#### YOUR INSTRUCTIONS
Your copy of the lines below must match them exactly and contain no images.
Segment Start: AVAILABLE DATA
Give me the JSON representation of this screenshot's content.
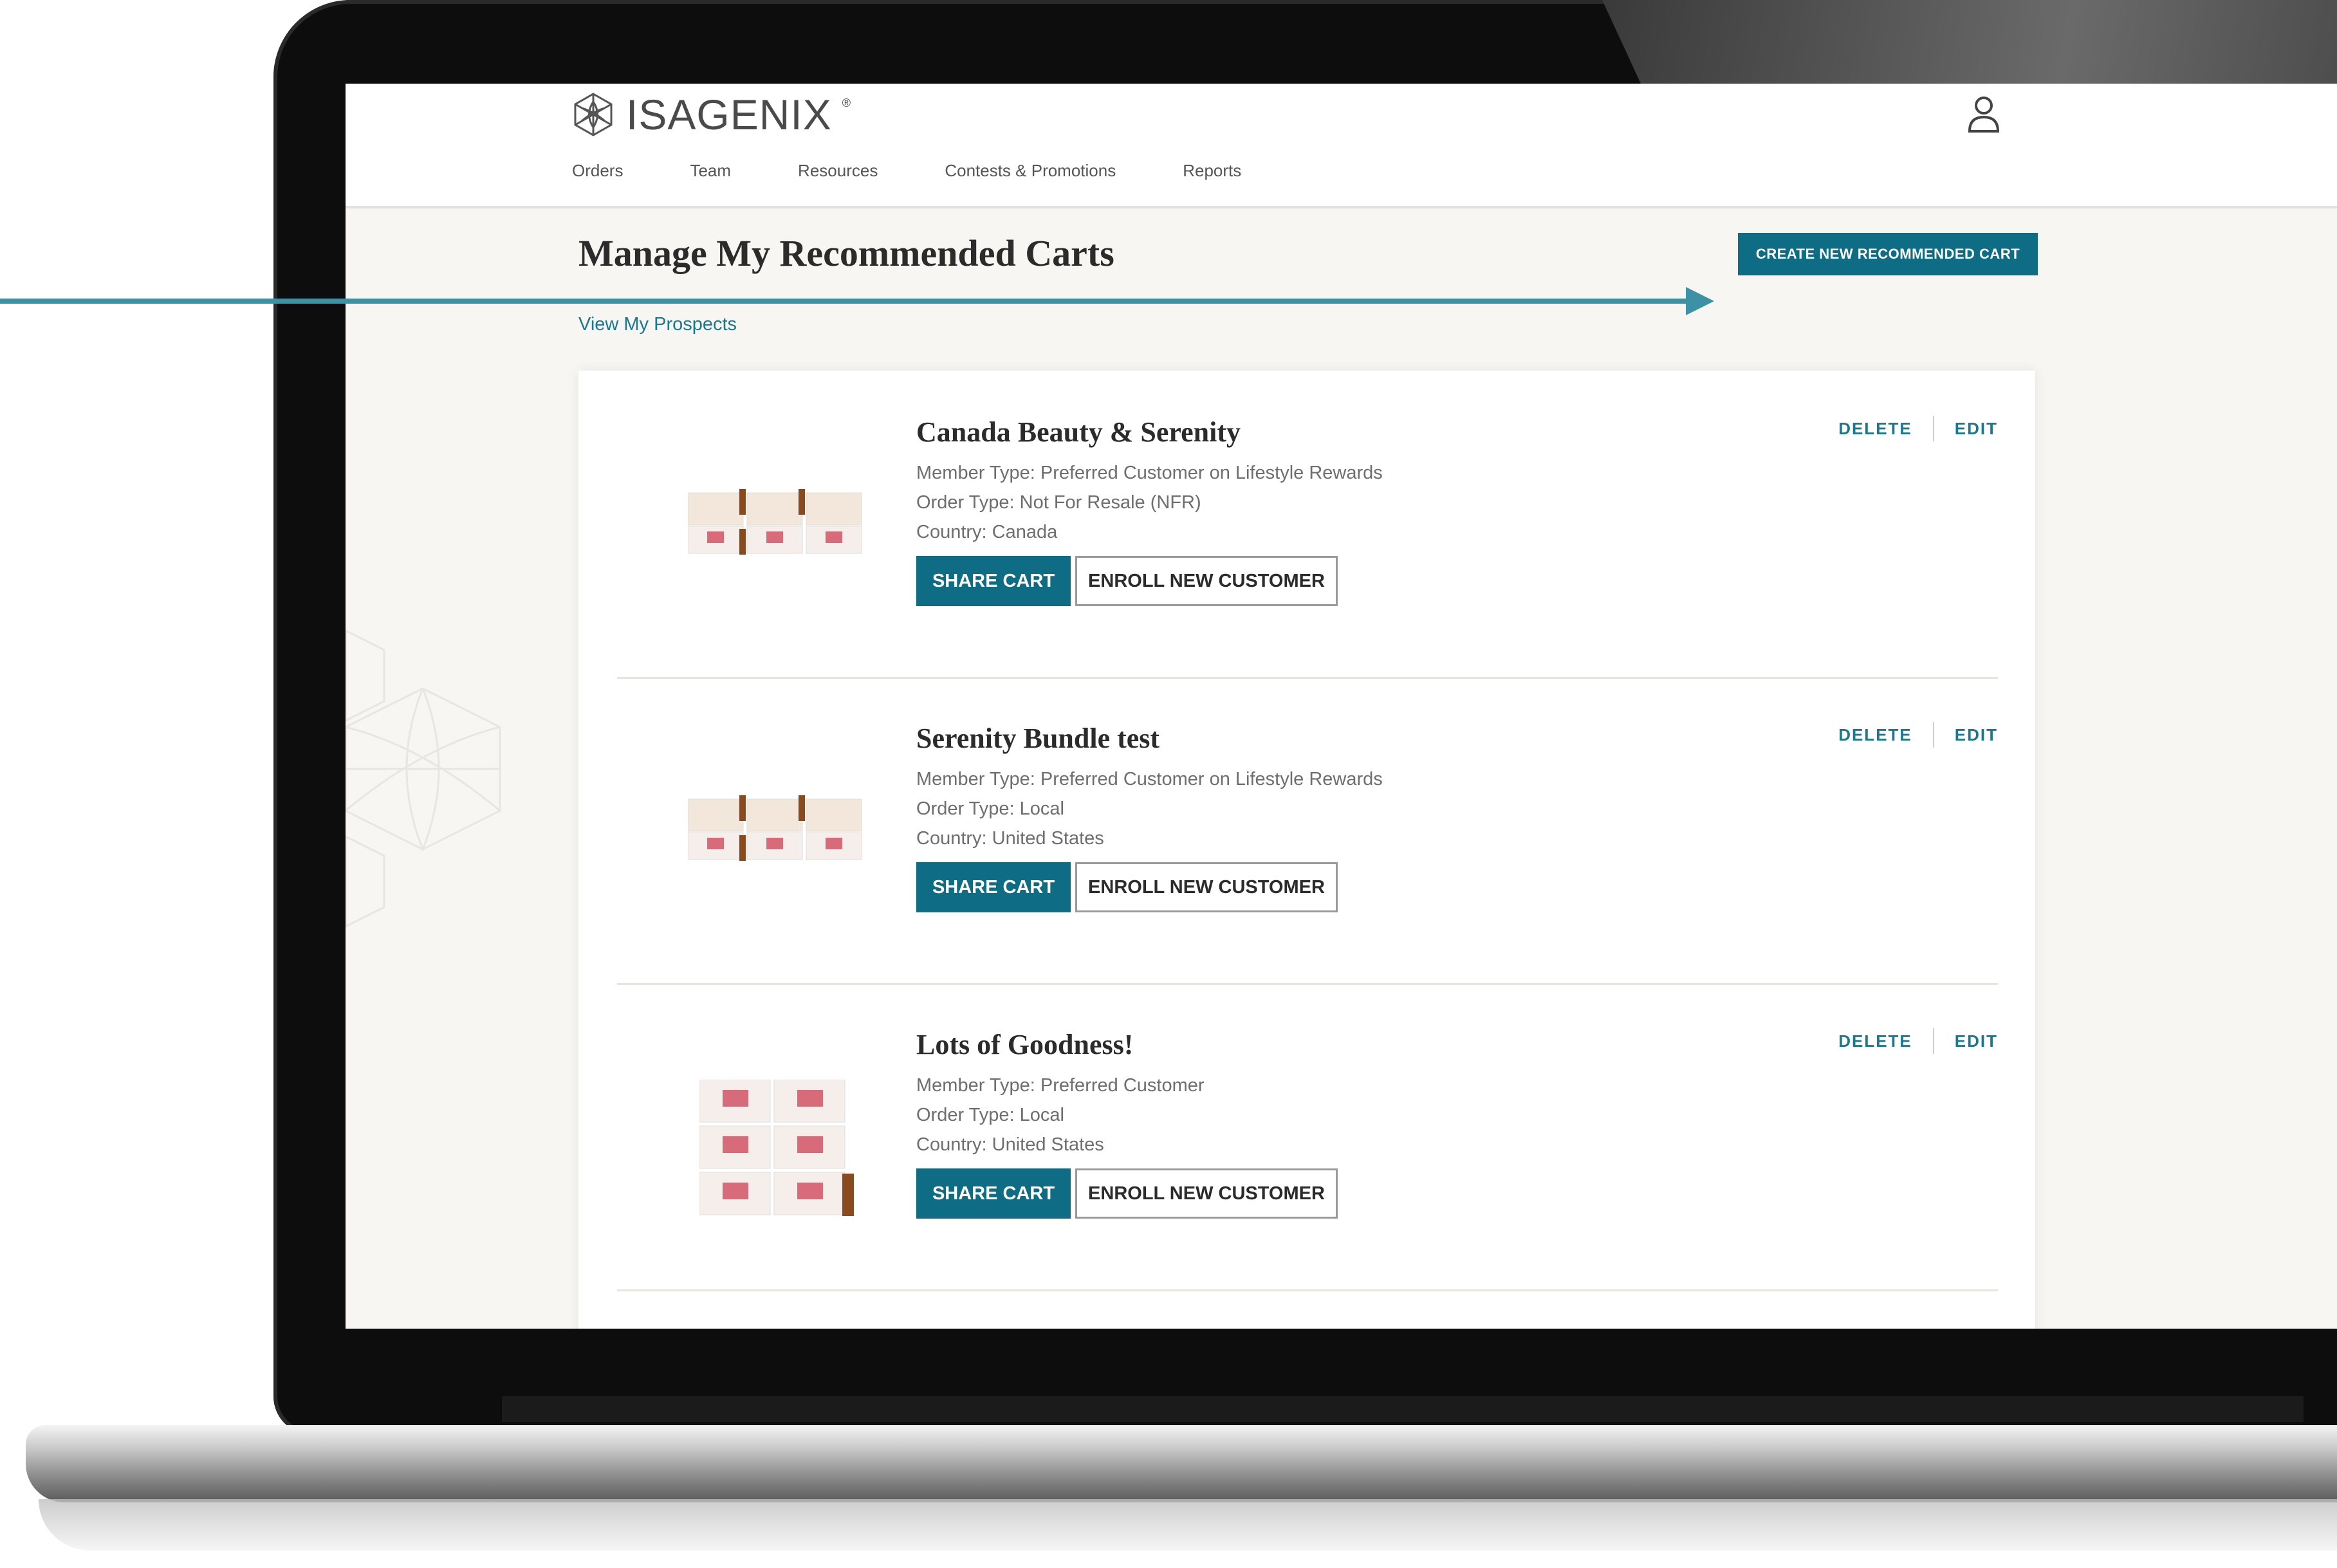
{
  "brand": {
    "name": "ISAGENIX",
    "registered": "®"
  },
  "nav": [
    {
      "label": "Orders"
    },
    {
      "label": "Team"
    },
    {
      "label": "Resources"
    },
    {
      "label": "Contests & Promotions"
    },
    {
      "label": "Reports"
    }
  ],
  "page": {
    "title": "Manage My Recommended Carts",
    "create_button": "CREATE NEW RECOMMENDED CART",
    "prospects_link": "View My Prospects"
  },
  "carts": [
    {
      "title": "Canada Beauty & Serenity",
      "member_type": "Member Type: Preferred Customer on Lifestyle Rewards",
      "order_type": "Order Type: Not For Resale (NFR)",
      "country": "Country: Canada",
      "share": "SHARE CART",
      "enroll": "ENROLL NEW CUSTOMER",
      "delete": "DELETE",
      "edit": "EDIT"
    },
    {
      "title": "Serenity Bundle test",
      "member_type": "Member Type: Preferred Customer on Lifestyle Rewards",
      "order_type": "Order Type: Local",
      "country": "Country: United States",
      "share": "SHARE CART",
      "enroll": "ENROLL NEW CUSTOMER",
      "delete": "DELETE",
      "edit": "EDIT"
    },
    {
      "title": "Lots of Goodness!",
      "member_type": "Member Type: Preferred Customer",
      "order_type": "Order Type: Local",
      "country": "Country: United States",
      "share": "SHARE CART",
      "enroll": "ENROLL NEW CUSTOMER",
      "delete": "DELETE",
      "edit": "EDIT"
    }
  ],
  "icons": {
    "logo": "isagenix-logo-icon",
    "user": "user-icon"
  },
  "colors": {
    "accent": "#0e6d84",
    "link": "#1a7890",
    "arrow": "#3c91a4",
    "background": "#f7f6f2"
  }
}
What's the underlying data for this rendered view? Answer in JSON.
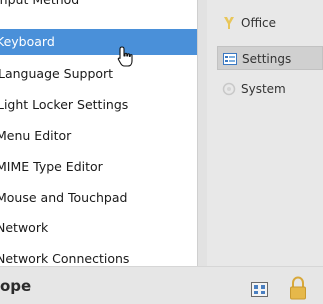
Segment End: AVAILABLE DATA
#### SOLUTION FOR THIS TASK
Give me the JSON representation of this screenshot's content.
{
  "brand": {
    "name": "ISAGENIX",
    "registered": "®"
  },
  "nav": [
    {
      "label": "Orders"
    },
    {
      "label": "Team"
    },
    {
      "label": "Resources"
    },
    {
      "label": "Contests & Promotions"
    },
    {
      "label": "Reports"
    }
  ],
  "page": {
    "title": "Manage My Recommended Carts",
    "create_button": "CREATE NEW RECOMMENDED CART",
    "prospects_link": "View My Prospects"
  },
  "carts": [
    {
      "title": "Canada Beauty & Serenity",
      "member_type": "Member Type: Preferred Customer on Lifestyle Rewards",
      "order_type": "Order Type: Not For Resale (NFR)",
      "country": "Country: Canada",
      "share": "SHARE CART",
      "enroll": "ENROLL NEW CUSTOMER",
      "delete": "DELETE",
      "edit": "EDIT"
    },
    {
      "title": "Serenity Bundle test",
      "member_type": "Member Type: Preferred Customer on Lifestyle Rewards",
      "order_type": "Order Type: Local",
      "country": "Country: United States",
      "share": "SHARE CART",
      "enroll": "ENROLL NEW CUSTOMER",
      "delete": "DELETE",
      "edit": "EDIT"
    },
    {
      "title": "Lots of Goodness!",
      "member_type": "Member Type: Preferred Customer",
      "order_type": "Order Type: Local",
      "country": "Country: United States",
      "share": "SHARE CART",
      "enroll": "ENROLL NEW CUSTOMER",
      "delete": "DELETE",
      "edit": "EDIT"
    }
  ],
  "icons": {
    "logo": "isagenix-logo-icon",
    "user": "user-icon"
  },
  "colors": {
    "accent": "#0e6d84",
    "link": "#1a7890",
    "arrow": "#3c91a4",
    "background": "#f7f6f2"
  }
}
What's the underlying data for this rendered view? Answer in JSON.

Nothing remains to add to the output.